- _WHAT IS EXPECTED_: Restate all data exactly. No images.
[[ AVAILABLE DATA, beginning ]]
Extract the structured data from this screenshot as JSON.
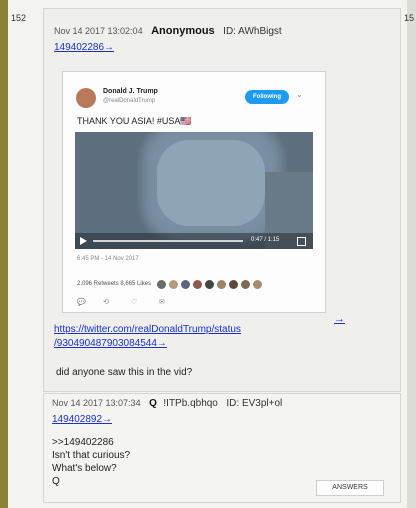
{
  "post_numbers": {
    "left": "152",
    "right": "15"
  },
  "post1": {
    "timestamp": "Nov 14 2017 13:02:04",
    "author": "Anonymous",
    "id_label": "ID: AWhBigst",
    "reply_link": "149402286→",
    "tweet": {
      "display_name": "Donald J. Trump",
      "handle": "@realDonaldTrump",
      "follow_label": "Following",
      "text": "THANK YOU ASIA! #USA🇺🇸",
      "time": "0:47 / 1:15",
      "date": "6:45 PM - 14 Nov 2017",
      "stats": "2,096 Retweets   8,665 Likes"
    },
    "expand_arrow": "→",
    "link_line1": "https://twitter.com/realDonaldTrump/status",
    "link_line2": "/930490487903084544→",
    "message": "did anyone saw this in the vid?"
  },
  "post2": {
    "timestamp": "Nov 14 2017 13:07:34",
    "author": "Q",
    "tripcode": "!ITPb.qbhqo",
    "id_label": "ID: EV3pl+ol",
    "reply_link": "149402892→",
    "lines": [
      ">>149402286",
      "Isn't that curious?",
      "What's below?",
      "Q"
    ],
    "answers_label": "ANSWERS"
  },
  "colors": {
    "accent_bar": "#8a8238",
    "link": "#1a2fcc",
    "follow_button": "#1d9bf0"
  }
}
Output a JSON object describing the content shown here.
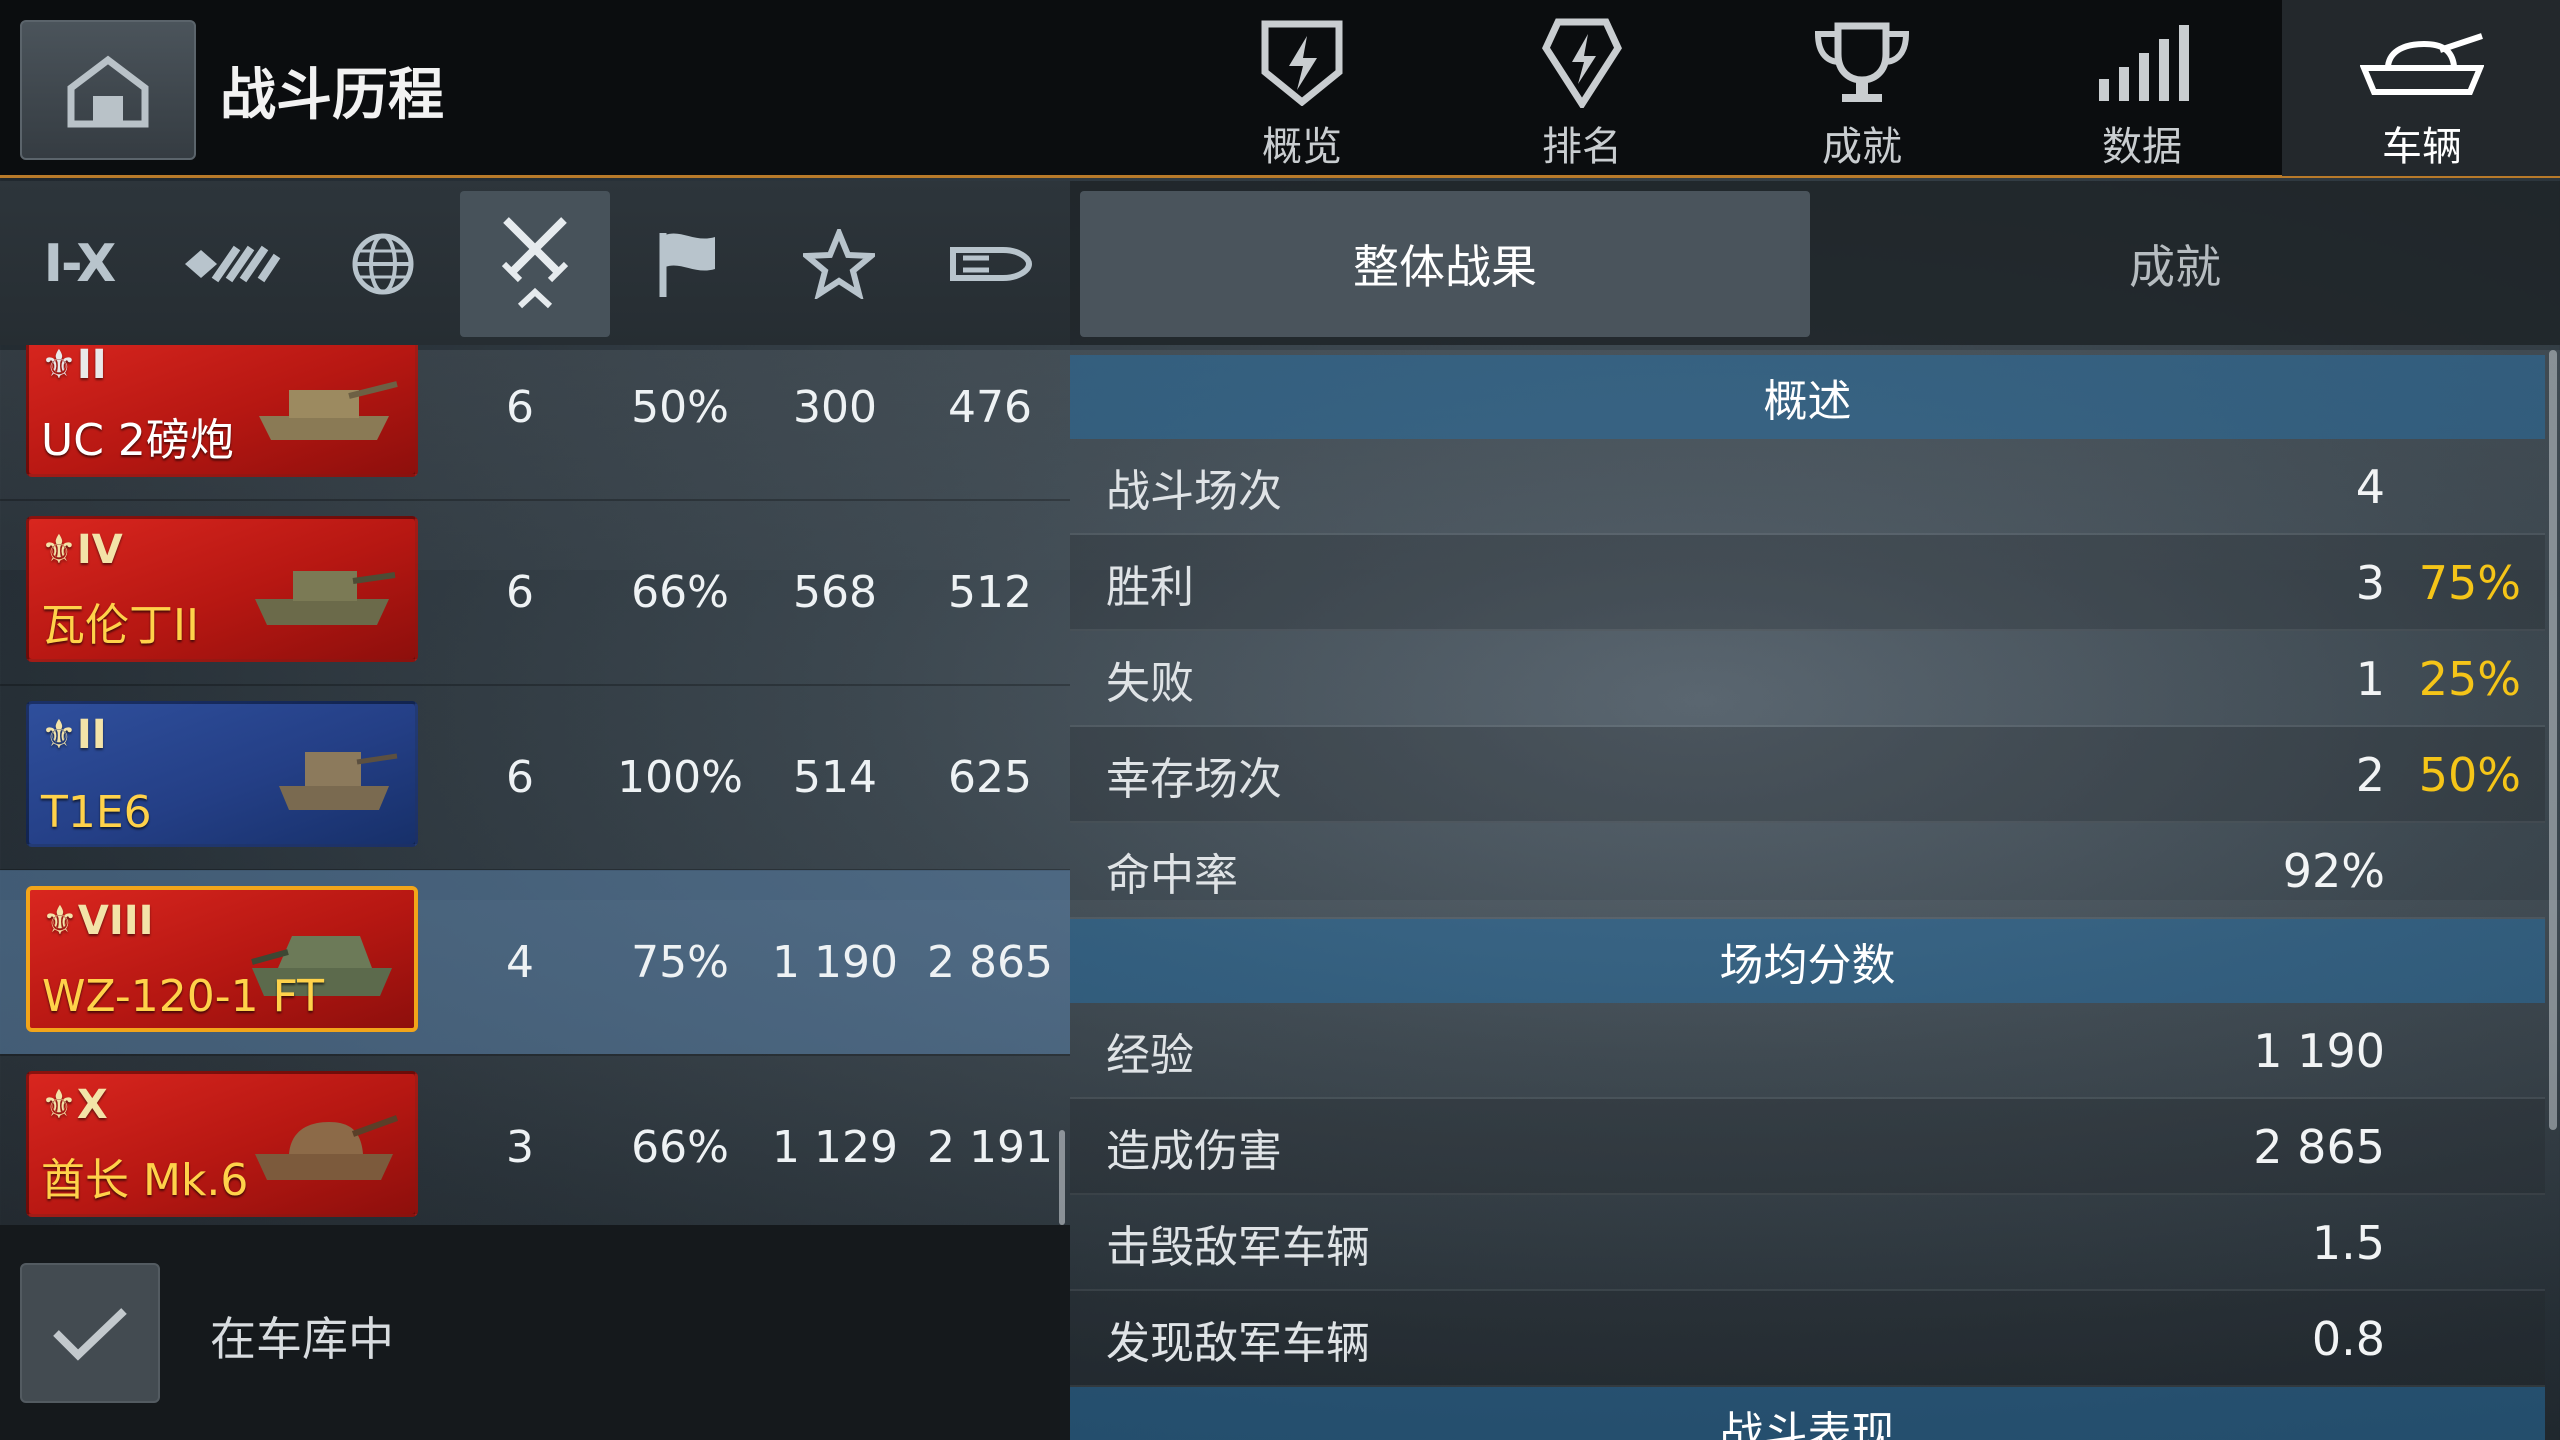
{
  "header": {
    "title": "战斗历程",
    "tabs": [
      {
        "label": "概览",
        "icon": "shield-bolt-icon",
        "active": false
      },
      {
        "label": "排名",
        "icon": "rank-bolt-icon",
        "active": false
      },
      {
        "label": "成就",
        "icon": "trophy-icon",
        "active": false
      },
      {
        "label": "数据",
        "icon": "bar-signal-icon",
        "active": false
      },
      {
        "label": "车辆",
        "icon": "tank-icon",
        "active": true
      }
    ]
  },
  "filters": {
    "tier_label": "I-X",
    "items": [
      "tier-filter",
      "vehicle-class-filter",
      "nation-filter",
      "battles-sort",
      "victories-sort",
      "mastery-sort",
      "damage-sort"
    ],
    "active": "battles-sort"
  },
  "right_tabs": {
    "overall": "整体战果",
    "achievements": "成就"
  },
  "vehicles": [
    {
      "tier": "II",
      "name": "UC 2磅炮",
      "battles": "6",
      "winrate": "50%",
      "xp": "300",
      "damage": "476",
      "flag": "red",
      "name_color": "white",
      "selected": false
    },
    {
      "tier": "IV",
      "name": "瓦伦丁II",
      "battles": "6",
      "winrate": "66%",
      "xp": "568",
      "damage": "512",
      "flag": "red",
      "name_color": "gold",
      "selected": false
    },
    {
      "tier": "II",
      "name": "T1E6",
      "battles": "6",
      "winrate": "100%",
      "xp": "514",
      "damage": "625",
      "flag": "blue",
      "name_color": "gold",
      "selected": false
    },
    {
      "tier": "VIII",
      "name": "WZ-120-1 FT",
      "battles": "4",
      "winrate": "75%",
      "xp": "1 190",
      "damage": "2 865",
      "flag": "red",
      "name_color": "gold",
      "selected": true
    },
    {
      "tier": "X",
      "name": "酋长 Mk.6",
      "battles": "3",
      "winrate": "66%",
      "xp": "1 129",
      "damage": "2 191",
      "flag": "red",
      "name_color": "gold",
      "selected": false
    }
  ],
  "garage": {
    "label": "在车库中",
    "checked": true
  },
  "stats": {
    "overview_title": "概述",
    "overview": [
      {
        "label": "战斗场次",
        "value": "4",
        "pct": ""
      },
      {
        "label": "胜利",
        "value": "3",
        "pct": "75%"
      },
      {
        "label": "失败",
        "value": "1",
        "pct": "25%"
      },
      {
        "label": "幸存场次",
        "value": "2",
        "pct": "50%"
      },
      {
        "label": "命中率",
        "value": "92%",
        "pct": ""
      }
    ],
    "average_title": "场均分数",
    "average": [
      {
        "label": "经验",
        "value": "1 190"
      },
      {
        "label": "造成伤害",
        "value": "2 865"
      },
      {
        "label": "击毁敌军车辆",
        "value": "1.5"
      },
      {
        "label": "发现敌军车辆",
        "value": "0.8"
      }
    ],
    "performance_title": "战斗表现"
  },
  "colors": {
    "accent": "#f5c518",
    "header_border": "#b87a2a",
    "selected_row": "#5a82aa",
    "section_head": "#286ea0"
  }
}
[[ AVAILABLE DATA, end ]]
- _SOLUTION TO THIS EXERCISE_:
Extract the structured data from this screenshot as JSON.
{
  "post_numbers": {
    "left": "152",
    "right": "15"
  },
  "post1": {
    "timestamp": "Nov 14 2017 13:02:04",
    "author": "Anonymous",
    "id_label": "ID: AWhBigst",
    "reply_link": "149402286→",
    "tweet": {
      "display_name": "Donald J. Trump",
      "handle": "@realDonaldTrump",
      "follow_label": "Following",
      "text": "THANK YOU ASIA! #USA🇺🇸",
      "time": "0:47 / 1:15",
      "date": "6:45 PM - 14 Nov 2017",
      "stats": "2,096 Retweets   8,665 Likes"
    },
    "expand_arrow": "→",
    "link_line1": "https://twitter.com/realDonaldTrump/status",
    "link_line2": "/930490487903084544→",
    "message": "did anyone saw this in the vid?"
  },
  "post2": {
    "timestamp": "Nov 14 2017 13:07:34",
    "author": "Q",
    "tripcode": "!ITPb.qbhqo",
    "id_label": "ID: EV3pl+ol",
    "reply_link": "149402892→",
    "lines": [
      ">>149402286",
      "Isn't that curious?",
      "What's below?",
      "Q"
    ],
    "answers_label": "ANSWERS"
  },
  "colors": {
    "accent_bar": "#8a8238",
    "link": "#1a2fcc",
    "follow_button": "#1d9bf0"
  }
}
Output a JSON object describing the content shown here.
{
  "header": {
    "title": "战斗历程",
    "tabs": [
      {
        "label": "概览",
        "icon": "shield-bolt-icon",
        "active": false
      },
      {
        "label": "排名",
        "icon": "rank-bolt-icon",
        "active": false
      },
      {
        "label": "成就",
        "icon": "trophy-icon",
        "active": false
      },
      {
        "label": "数据",
        "icon": "bar-signal-icon",
        "active": false
      },
      {
        "label": "车辆",
        "icon": "tank-icon",
        "active": true
      }
    ]
  },
  "filters": {
    "tier_label": "I-X",
    "items": [
      "tier-filter",
      "vehicle-class-filter",
      "nation-filter",
      "battles-sort",
      "victories-sort",
      "mastery-sort",
      "damage-sort"
    ],
    "active": "battles-sort"
  },
  "right_tabs": {
    "overall": "整体战果",
    "achievements": "成就"
  },
  "vehicles": [
    {
      "tier": "II",
      "name": "UC 2磅炮",
      "battles": "6",
      "winrate": "50%",
      "xp": "300",
      "damage": "476",
      "flag": "red",
      "name_color": "white",
      "selected": false
    },
    {
      "tier": "IV",
      "name": "瓦伦丁II",
      "battles": "6",
      "winrate": "66%",
      "xp": "568",
      "damage": "512",
      "flag": "red",
      "name_color": "gold",
      "selected": false
    },
    {
      "tier": "II",
      "name": "T1E6",
      "battles": "6",
      "winrate": "100%",
      "xp": "514",
      "damage": "625",
      "flag": "blue",
      "name_color": "gold",
      "selected": false
    },
    {
      "tier": "VIII",
      "name": "WZ-120-1 FT",
      "battles": "4",
      "winrate": "75%",
      "xp": "1 190",
      "damage": "2 865",
      "flag": "red",
      "name_color": "gold",
      "selected": true
    },
    {
      "tier": "X",
      "name": "酋长 Mk.6",
      "battles": "3",
      "winrate": "66%",
      "xp": "1 129",
      "damage": "2 191",
      "flag": "red",
      "name_color": "gold",
      "selected": false
    }
  ],
  "garage": {
    "label": "在车库中",
    "checked": true
  },
  "stats": {
    "overview_title": "概述",
    "overview": [
      {
        "label": "战斗场次",
        "value": "4",
        "pct": ""
      },
      {
        "label": "胜利",
        "value": "3",
        "pct": "75%"
      },
      {
        "label": "失败",
        "value": "1",
        "pct": "25%"
      },
      {
        "label": "幸存场次",
        "value": "2",
        "pct": "50%"
      },
      {
        "label": "命中率",
        "value": "92%",
        "pct": ""
      }
    ],
    "average_title": "场均分数",
    "average": [
      {
        "label": "经验",
        "value": "1 190"
      },
      {
        "label": "造成伤害",
        "value": "2 865"
      },
      {
        "label": "击毁敌军车辆",
        "value": "1.5"
      },
      {
        "label": "发现敌军车辆",
        "value": "0.8"
      }
    ],
    "performance_title": "战斗表现"
  },
  "colors": {
    "accent": "#f5c518",
    "header_border": "#b87a2a",
    "selected_row": "#5a82aa",
    "section_head": "#286ea0"
  }
}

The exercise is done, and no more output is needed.